July 28, 2015
Salman Rushdie, Booker Prize winner, Knight of The Realm, keeps calling people wussies and says they wouldn’t like his books if they were published today, because they are such cowards
by Simon Reichley
Salman Rushdie just cannot get over that PEN America award. As reported by the Telegraph, in comments given to the French magazine L’Express Rushdie again hammered the critics of PEN America’s recognition of Charlie Hebdo, which received the organization’s prestigious award for courage in publishing earlier this year. In his latest flurry, Rushdie claims that westerners “have learnt the wrong lessons” and that “instead of realizing that we need to oppose these attacks on freedom of expression, we thought that we need to placate them with compromise and renunciation.”
These comments come in the wake of an earlier spat between Rushdie and Teju Cole, one of the signatories of the original letter of protest, during which Rushdie accused Cole and his cohort of willfully ignoring the threat of radical Islam, and ideologies like it, in service of limp-wristed, decadent pluralism. Or something like that. Cole, for his part was forceful and outspoken in his critique of Charlie Hebdo as having a bullyingly racist agenda. And, while Cole was careful to make his own case against the PEN award in contradistinction to l’affaire Rushdie—making clear the difference between the racism and insensitivity of Hebdo‘s regular publications and the blasphemous novel which got Rushdie into so much hot water with the Ayatollah—the two continue to find themselves at loggerheads, and the cantankerous knight remains unmoved.
“It’s exactly the same thing,” he told L’Express. “I’ve since had the feeling that, if the attacks against The Satanic Verses had taken place today, these people would not have defended me, and would have used the same arguments against me, accusing me of insulting an ethnic and cultural minority.”
The novelist added: “We are living in the darkest time I have ever known.”
He called for an end to the taboo against “supposed Islamophobia”, adding that writers and satirists had become too apologetic about poking fun at Islam.
On the one hand, it is not difficult to imagine that the reception of The Satanic Verses, and our collective response to the fatwa issued against Mr. Rushdie as a result of its publication, might be different today than it was in the late ’80s early ’90s. It is also quite possible that no such fatwa would be issued today against a popular literary writer. There is a long, self-searching, and wide-reaching conversation to be had on the effects and causes of Islamophobia and radicalized Islam. Some people are having this conversation. The problem with Rushdie is not that he is, necessarily, wrong; it is that he does not engage in a conversation about the real and often violent struggles happening within and around contemporary Islamic thought and politics.

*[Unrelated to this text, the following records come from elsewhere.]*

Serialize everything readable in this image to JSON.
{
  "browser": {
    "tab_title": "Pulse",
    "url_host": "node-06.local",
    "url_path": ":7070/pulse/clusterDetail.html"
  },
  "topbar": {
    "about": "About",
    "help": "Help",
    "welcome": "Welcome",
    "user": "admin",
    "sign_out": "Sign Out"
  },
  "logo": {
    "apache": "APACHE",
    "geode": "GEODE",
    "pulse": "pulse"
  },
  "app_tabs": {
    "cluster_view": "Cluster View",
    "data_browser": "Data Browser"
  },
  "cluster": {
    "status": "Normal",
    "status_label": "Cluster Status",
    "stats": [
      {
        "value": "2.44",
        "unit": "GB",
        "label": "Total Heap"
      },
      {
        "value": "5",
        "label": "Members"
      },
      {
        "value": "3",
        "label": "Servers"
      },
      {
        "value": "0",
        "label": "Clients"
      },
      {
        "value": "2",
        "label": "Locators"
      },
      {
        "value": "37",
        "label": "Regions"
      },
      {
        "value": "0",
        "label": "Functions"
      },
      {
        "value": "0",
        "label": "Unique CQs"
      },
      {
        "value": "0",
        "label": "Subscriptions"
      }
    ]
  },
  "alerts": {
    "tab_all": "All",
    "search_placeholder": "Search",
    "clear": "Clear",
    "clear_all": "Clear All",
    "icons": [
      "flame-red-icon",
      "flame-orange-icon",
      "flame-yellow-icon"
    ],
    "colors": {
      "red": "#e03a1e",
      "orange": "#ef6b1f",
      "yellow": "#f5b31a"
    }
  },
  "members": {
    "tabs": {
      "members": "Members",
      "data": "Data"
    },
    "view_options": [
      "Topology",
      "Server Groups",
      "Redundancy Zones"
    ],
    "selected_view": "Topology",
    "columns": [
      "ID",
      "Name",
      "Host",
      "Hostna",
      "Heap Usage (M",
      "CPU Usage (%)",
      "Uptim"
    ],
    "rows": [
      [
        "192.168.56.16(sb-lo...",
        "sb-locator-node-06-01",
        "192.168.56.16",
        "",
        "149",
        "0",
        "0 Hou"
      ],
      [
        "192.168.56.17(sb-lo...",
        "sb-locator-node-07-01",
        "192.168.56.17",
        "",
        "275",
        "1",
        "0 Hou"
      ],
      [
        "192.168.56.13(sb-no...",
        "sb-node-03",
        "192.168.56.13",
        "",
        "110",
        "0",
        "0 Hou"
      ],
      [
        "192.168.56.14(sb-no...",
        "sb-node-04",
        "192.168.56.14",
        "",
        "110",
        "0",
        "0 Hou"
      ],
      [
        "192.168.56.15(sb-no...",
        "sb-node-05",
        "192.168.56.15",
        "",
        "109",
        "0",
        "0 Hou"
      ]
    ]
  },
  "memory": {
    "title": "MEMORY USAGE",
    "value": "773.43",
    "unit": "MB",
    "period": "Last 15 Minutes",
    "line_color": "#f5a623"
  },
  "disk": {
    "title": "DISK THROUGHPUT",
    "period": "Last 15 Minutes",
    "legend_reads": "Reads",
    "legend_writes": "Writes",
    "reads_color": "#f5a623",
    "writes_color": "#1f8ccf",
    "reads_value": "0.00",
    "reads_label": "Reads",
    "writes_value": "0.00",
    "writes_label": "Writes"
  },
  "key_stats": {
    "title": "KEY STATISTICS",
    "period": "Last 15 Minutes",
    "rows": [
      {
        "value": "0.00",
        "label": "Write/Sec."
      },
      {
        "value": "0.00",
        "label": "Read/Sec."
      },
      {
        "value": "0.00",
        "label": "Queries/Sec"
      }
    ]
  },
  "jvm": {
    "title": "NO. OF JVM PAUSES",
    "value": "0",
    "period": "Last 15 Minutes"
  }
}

He reduces a broad and problematic field to the imagined reception of a book published almost 30 years ago. Which I suppose is not surprising, because Salman Rushdie is the author of that book.
Simon Reichley is the Director of Operations and Rights Manager at Melville House.